→ WHAT THE TASK ASKS: Scan the entries below for the word "this". Copy each line that has it.
──────────────────────────────
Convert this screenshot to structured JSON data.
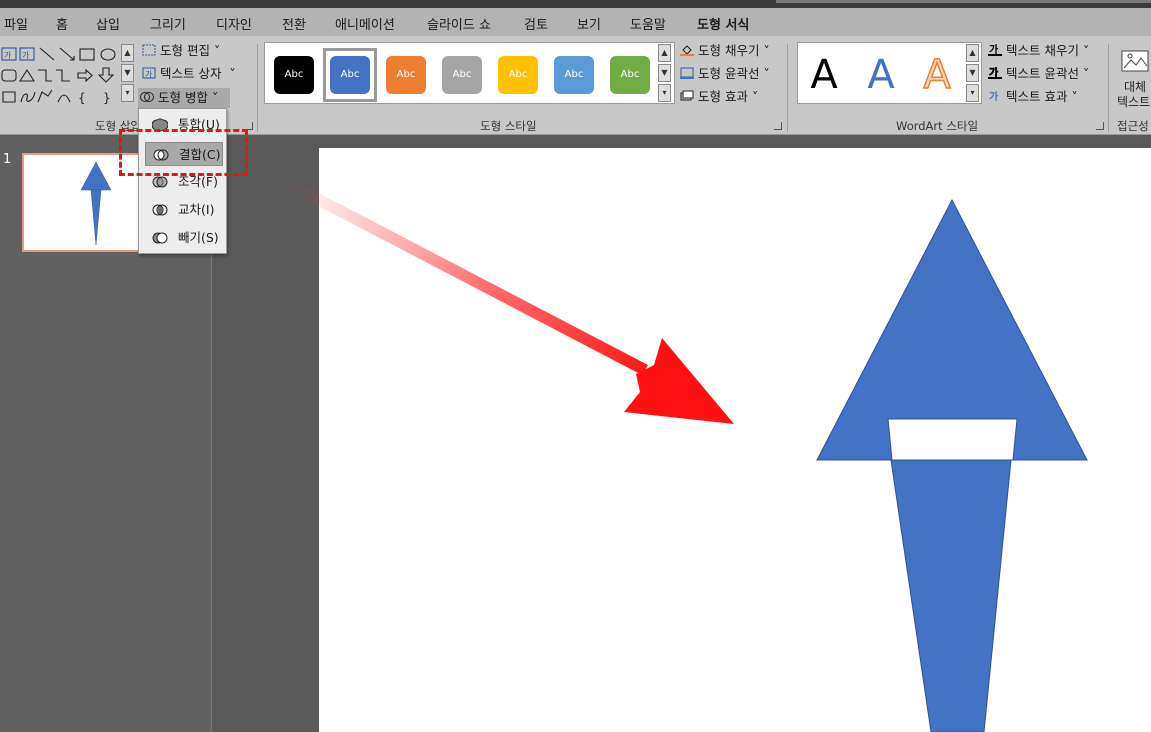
{
  "menu": {
    "tabs": [
      "파일",
      "홈",
      "삽입",
      "그리기",
      "디자인",
      "전환",
      "애니메이션",
      "슬라이드 쇼",
      "검토",
      "보기",
      "도움말",
      "도형 서식"
    ],
    "active_tab": "도형 서식"
  },
  "ribbon": {
    "insert_shapes": {
      "label": "도형 삽입",
      "edit_shape": "도형 편집",
      "text_box": "텍스트 상자",
      "merge_shapes": "도형 병합"
    },
    "shape_styles": {
      "label": "도형 스타일",
      "swatches": [
        {
          "text": "Abc",
          "color": "#000000"
        },
        {
          "text": "Abc",
          "color": "#4472c4"
        },
        {
          "text": "Abc",
          "color": "#ed7d31"
        },
        {
          "text": "Abc",
          "color": "#a5a5a5"
        },
        {
          "text": "Abc",
          "color": "#ffc000"
        },
        {
          "text": "Abc",
          "color": "#5b9bd5"
        },
        {
          "text": "Abc",
          "color": "#70ad47"
        }
      ],
      "shape_fill": "도형 채우기",
      "shape_outline": "도형 윤곽선",
      "shape_effects": "도형 효과"
    },
    "wordart": {
      "label": "WordArt 스타일",
      "letters": [
        "A",
        "A",
        "A"
      ],
      "text_fill": "텍스트 채우기",
      "text_outline": "텍스트 윤곽선",
      "text_effects": "텍스트 효과"
    },
    "accessibility": {
      "alt_text_line1": "대체",
      "alt_text_line2": "텍스트",
      "label": "접근성"
    }
  },
  "merge_menu": {
    "items": [
      {
        "label": "통합(U)",
        "icon": "union-icon"
      },
      {
        "label": "결합(C)",
        "icon": "combine-icon"
      },
      {
        "label": "조각(F)",
        "icon": "fragment-icon"
      },
      {
        "label": "교차(I)",
        "icon": "intersect-icon"
      },
      {
        "label": "빼기(S)",
        "icon": "subtract-icon"
      }
    ],
    "highlighted": "결합(C)"
  },
  "slides": {
    "current_number": "1"
  },
  "colors": {
    "shape_blue": "#4472c4",
    "highlight_red": "#e31616",
    "ribbon_bg": "#c8c8c8"
  }
}
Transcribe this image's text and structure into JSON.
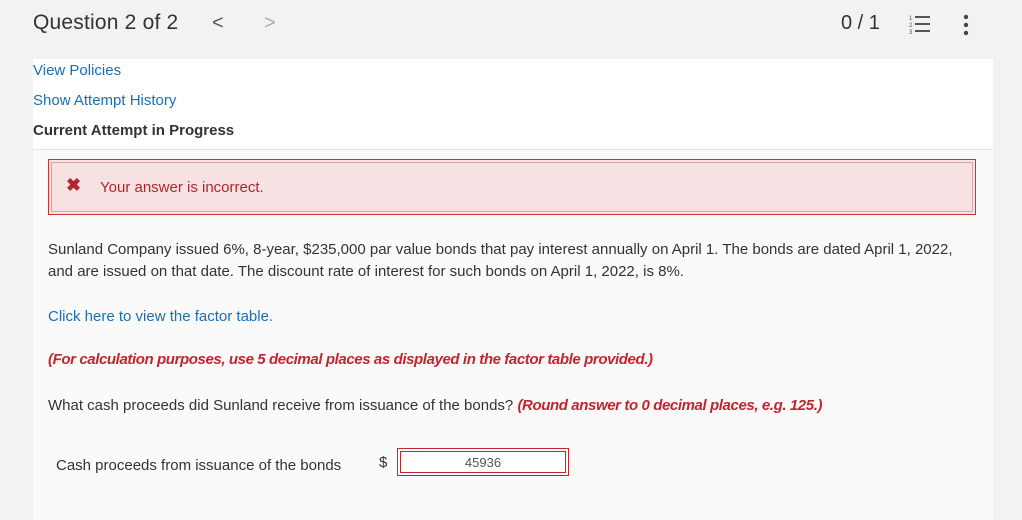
{
  "header": {
    "question_label": "Question 2 of 2",
    "prev_glyph": "<",
    "next_glyph": ">",
    "score": "0 / 1"
  },
  "links": {
    "view_policies": "View Policies",
    "show_attempt_history": "Show Attempt History"
  },
  "attempt_status": "Current Attempt in Progress",
  "feedback": {
    "icon": "x-mark-icon",
    "message": "Your answer is incorrect.",
    "color": "#b0262e"
  },
  "problem": {
    "text": "Sunland Company issued 6%, 8-year, $235,000 par value bonds that pay interest annually on April 1. The bonds are dated April 1, 2022, and are issued on that date. The discount rate of interest for such bonds on April 1, 2022, is 8%.",
    "factor_table_link": "Click here to view the factor table.",
    "calc_note": "(For calculation purposes, use 5 decimal places as displayed in the factor table provided.)",
    "question": "What cash proceeds did Sunland receive from issuance of the bonds?",
    "rounding_note": "(Round answer to 0 decimal places, e.g. 125.)"
  },
  "answer": {
    "label": "Cash proceeds from issuance of the bonds",
    "currency": "$",
    "value": "45936"
  },
  "colors": {
    "link": "#1a6fb3",
    "error": "#c0262e",
    "error_bg": "#f7e1e3"
  }
}
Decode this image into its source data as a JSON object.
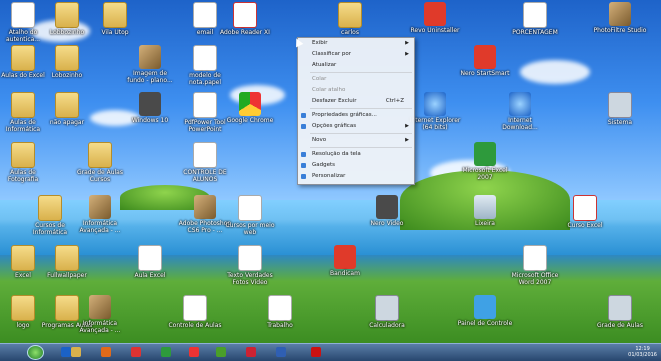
{
  "desktop_icons": [
    {
      "label": "Atalho do\nautentica...",
      "kind": "doc"
    },
    {
      "label": "Lobbozinho",
      "kind": "folder"
    },
    {
      "label": "Vila Utop",
      "kind": "folder"
    },
    {
      "label": "email",
      "kind": "doc"
    },
    {
      "label": "Adobe Reader XI",
      "kind": "pdf"
    },
    {
      "label": "carlos",
      "kind": "folder"
    },
    {
      "label": "Revo Uninstaller",
      "kind": "red"
    },
    {
      "label": "PORCENTAGEM",
      "kind": "doc"
    },
    {
      "label": "PhotoFiltre Studio",
      "kind": "ico-photo"
    },
    {
      "label": "Aulas do Excel",
      "kind": "folder"
    },
    {
      "label": "Lobozinho",
      "kind": "folder"
    },
    {
      "label": "Imagem de\nfundo - plano...",
      "kind": "ico-photo"
    },
    {
      "label": "modelo de\nnota.papel",
      "kind": "doc"
    },
    {
      "label": "Nero StartSmart",
      "kind": "red"
    },
    {
      "label": "Aulas de\nInformática",
      "kind": "folder"
    },
    {
      "label": "não apagar",
      "kind": "folder"
    },
    {
      "label": "Windows 10",
      "kind": "ico-film"
    },
    {
      "label": "PdfPower Tool\nPowerPoint",
      "kind": "doc"
    },
    {
      "label": "Google Chrome",
      "kind": "chrome"
    },
    {
      "label": "Internet Explorer\n(64 bits)",
      "kind": "ie"
    },
    {
      "label": "Internet\nDownload...",
      "kind": "ie"
    },
    {
      "label": "Sistema",
      "kind": "ico-calc"
    },
    {
      "label": "Aulas de\nFotografia",
      "kind": "folder"
    },
    {
      "label": "Grade de Aulas\nCursos",
      "kind": "folder"
    },
    {
      "label": "CONTROLE DE\nALUNOS",
      "kind": "doc"
    },
    {
      "label": "Microsoft Excel\n2007",
      "kind": "ico-green"
    },
    {
      "label": "Cursos de\nInformática",
      "kind": "folder"
    },
    {
      "label": "Informática\nAvançada - ...",
      "kind": "ico-photo"
    },
    {
      "label": "Adobe Photoshop\nCS6 Pro - ...",
      "kind": "ico-photo"
    },
    {
      "label": "Cursos por meio\nweb",
      "kind": "doc"
    },
    {
      "label": "Nero Video",
      "kind": "ico-film"
    },
    {
      "label": "Lixeira",
      "kind": "ico-trash"
    },
    {
      "label": "Curso Excel",
      "kind": "pdf"
    },
    {
      "label": "Excel",
      "kind": "folder"
    },
    {
      "label": "Fullwallpaper",
      "kind": "folder"
    },
    {
      "label": "Aula Excel",
      "kind": "doc"
    },
    {
      "label": "Texto Verdades\nFotos Vídeo",
      "kind": "doc"
    },
    {
      "label": "Bandicam",
      "kind": "red"
    },
    {
      "label": "Microsoft Office\nWord 2007",
      "kind": "doc"
    },
    {
      "label": "logo",
      "kind": "folder"
    },
    {
      "label": "Programas Aulas",
      "kind": "folder"
    },
    {
      "label": "Informática\nAvançada - ...",
      "kind": "ico-photo"
    },
    {
      "label": "Controle de Aulas",
      "kind": "doc"
    },
    {
      "label": "Trabalho",
      "kind": "doc"
    },
    {
      "label": "Calculadora",
      "kind": "ico-calc"
    },
    {
      "label": "Painel de Controle",
      "kind": "ico-gear"
    },
    {
      "label": "Grade de Aulas",
      "kind": "ico-calc"
    }
  ],
  "context_menu": {
    "items": [
      {
        "label": "Exibir",
        "submenu": true
      },
      {
        "label": "Classificar por",
        "submenu": true
      },
      {
        "label": "Atualizar"
      },
      {
        "sep": true
      },
      {
        "label": "Colar",
        "disabled": true
      },
      {
        "label": "Colar atalho",
        "disabled": true
      },
      {
        "label": "Desfazer Excluir",
        "shortcut": "Ctrl+Z"
      },
      {
        "sep": true
      },
      {
        "label": "Propriedades gráficas...",
        "icon": true
      },
      {
        "label": "Opções gráficas",
        "submenu": true,
        "icon": true
      },
      {
        "sep": true
      },
      {
        "label": "Novo",
        "submenu": true
      },
      {
        "sep": true
      },
      {
        "label": "Resolução da tela",
        "icon": true
      },
      {
        "label": "Gadgets",
        "icon": true
      },
      {
        "label": "Personalizar",
        "icon": true
      }
    ]
  },
  "taskbar": {
    "pinned": [
      "ie-icon",
      "folder-icon",
      "media-player-icon",
      "paint-icon",
      "excel-icon",
      "chrome-icon",
      "utorrent-icon",
      "flash-icon",
      "word-icon",
      "bandicam-icon"
    ],
    "clock": {
      "time": "12:19",
      "date": "01/03/2016"
    }
  }
}
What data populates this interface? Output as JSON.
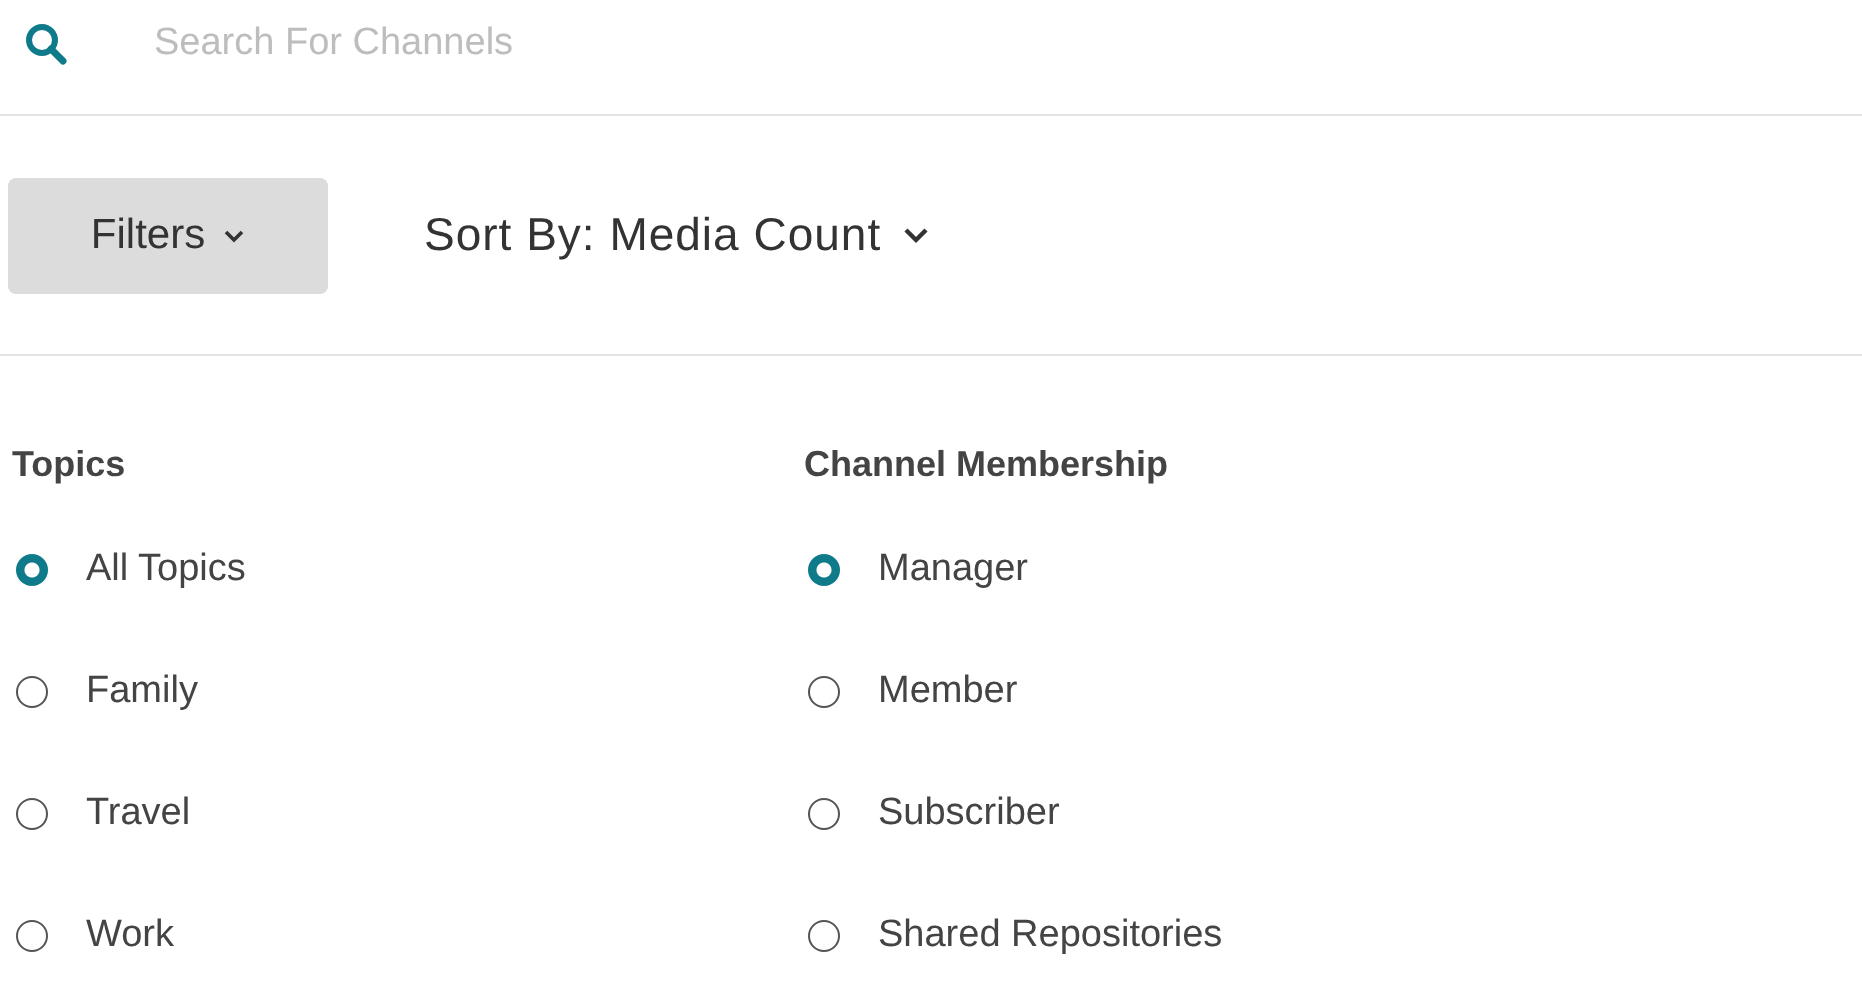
{
  "search": {
    "placeholder": "Search For Channels"
  },
  "filters_button": {
    "label": "Filters"
  },
  "sort": {
    "label": "Sort By: Media Count"
  },
  "groups": [
    {
      "title": "Topics",
      "options": [
        {
          "label": "All Topics",
          "selected": true
        },
        {
          "label": "Family",
          "selected": false
        },
        {
          "label": "Travel",
          "selected": false
        },
        {
          "label": "Work",
          "selected": false
        }
      ]
    },
    {
      "title": "Channel Membership",
      "options": [
        {
          "label": "Manager",
          "selected": true
        },
        {
          "label": "Member",
          "selected": false
        },
        {
          "label": "Subscriber",
          "selected": false
        },
        {
          "label": "Shared Repositories",
          "selected": false
        }
      ]
    }
  ]
}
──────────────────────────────
→ OUTPUT OF THE EXERCISE:
Convert this screenshot to structured JSON data.
Transcribe this image's text and structure into JSON.
Decode this image into its source data as a JSON object.
What data populates this interface? Output as JSON.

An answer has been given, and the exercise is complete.